## Data section
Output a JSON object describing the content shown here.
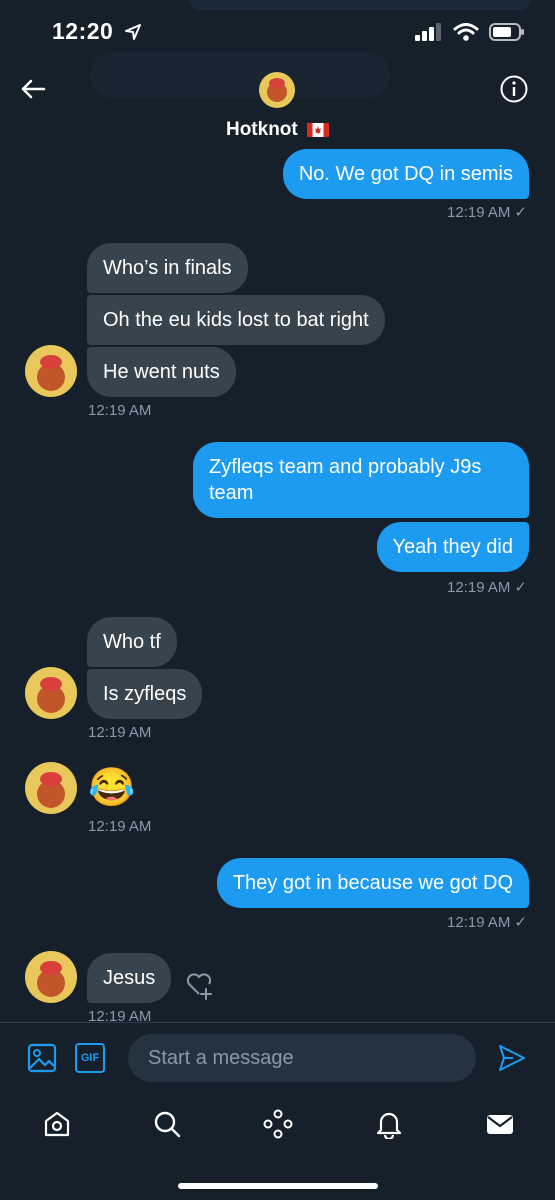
{
  "status_bar": {
    "time": "12:20"
  },
  "header": {
    "contact_name": "Hotknot",
    "flag": "canada-flag",
    "back_icon": "arrow-left-icon",
    "info_icon": "info-icon"
  },
  "messages": [
    {
      "side": "out",
      "text": "No. We got DQ in semis"
    },
    {
      "side": "out_ts",
      "text": "12:19 AM"
    },
    {
      "side": "in",
      "text": "Who’s in finals"
    },
    {
      "side": "in",
      "text": "Oh the eu kids lost to bat right"
    },
    {
      "side": "in",
      "text": "He went nuts"
    },
    {
      "side": "in_ts",
      "text": "12:19 AM"
    },
    {
      "side": "out",
      "text": "Zyfleqs team and probably J9s team"
    },
    {
      "side": "out",
      "text": "Yeah they did"
    },
    {
      "side": "out_ts",
      "text": "12:19 AM"
    },
    {
      "side": "in",
      "text": "Who tf"
    },
    {
      "side": "in",
      "text": "Is zyfleqs"
    },
    {
      "side": "in_ts",
      "text": "12:19 AM"
    },
    {
      "side": "in_emoji",
      "text": "😂"
    },
    {
      "side": "in_ts",
      "text": "12:19 AM"
    },
    {
      "side": "out",
      "text": "They got in because we got DQ"
    },
    {
      "side": "out_ts",
      "text": "12:19 AM"
    },
    {
      "side": "in",
      "text": "Jesus"
    },
    {
      "side": "in_ts",
      "text": "12:19 AM"
    }
  ],
  "compose": {
    "placeholder": "Start a message",
    "gif_label": "GIF"
  },
  "bottom_nav": [
    "home-icon",
    "search-icon",
    "spaces-icon",
    "notifications-icon",
    "messages-icon"
  ],
  "colors": {
    "background": "#15202b",
    "outgoing": "#1d9bf0",
    "incoming": "#38444d",
    "timestamp": "#8b98a5"
  }
}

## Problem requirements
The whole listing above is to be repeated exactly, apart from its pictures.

## Response
Output a JSON object describing the content shown here.
{
  "status_bar": {
    "time": "12:20"
  },
  "header": {
    "contact_name": "Hotknot",
    "flag": "canada-flag",
    "back_icon": "arrow-left-icon",
    "info_icon": "info-icon"
  },
  "messages": [
    {
      "side": "out",
      "text": "No. We got DQ in semis"
    },
    {
      "side": "out_ts",
      "text": "12:19 AM"
    },
    {
      "side": "in",
      "text": "Who’s in finals"
    },
    {
      "side": "in",
      "text": "Oh the eu kids lost to bat right"
    },
    {
      "side": "in",
      "text": "He went nuts"
    },
    {
      "side": "in_ts",
      "text": "12:19 AM"
    },
    {
      "side": "out",
      "text": "Zyfleqs team and probably J9s team"
    },
    {
      "side": "out",
      "text": "Yeah they did"
    },
    {
      "side": "out_ts",
      "text": "12:19 AM"
    },
    {
      "side": "in",
      "text": "Who tf"
    },
    {
      "side": "in",
      "text": "Is zyfleqs"
    },
    {
      "side": "in_ts",
      "text": "12:19 AM"
    },
    {
      "side": "in_emoji",
      "text": "😂"
    },
    {
      "side": "in_ts",
      "text": "12:19 AM"
    },
    {
      "side": "out",
      "text": "They got in because we got DQ"
    },
    {
      "side": "out_ts",
      "text": "12:19 AM"
    },
    {
      "side": "in",
      "text": "Jesus"
    },
    {
      "side": "in_ts",
      "text": "12:19 AM"
    }
  ],
  "compose": {
    "placeholder": "Start a message",
    "gif_label": "GIF"
  },
  "bottom_nav": [
    "home-icon",
    "search-icon",
    "spaces-icon",
    "notifications-icon",
    "messages-icon"
  ],
  "colors": {
    "background": "#15202b",
    "outgoing": "#1d9bf0",
    "incoming": "#38444d",
    "timestamp": "#8b98a5"
  }
}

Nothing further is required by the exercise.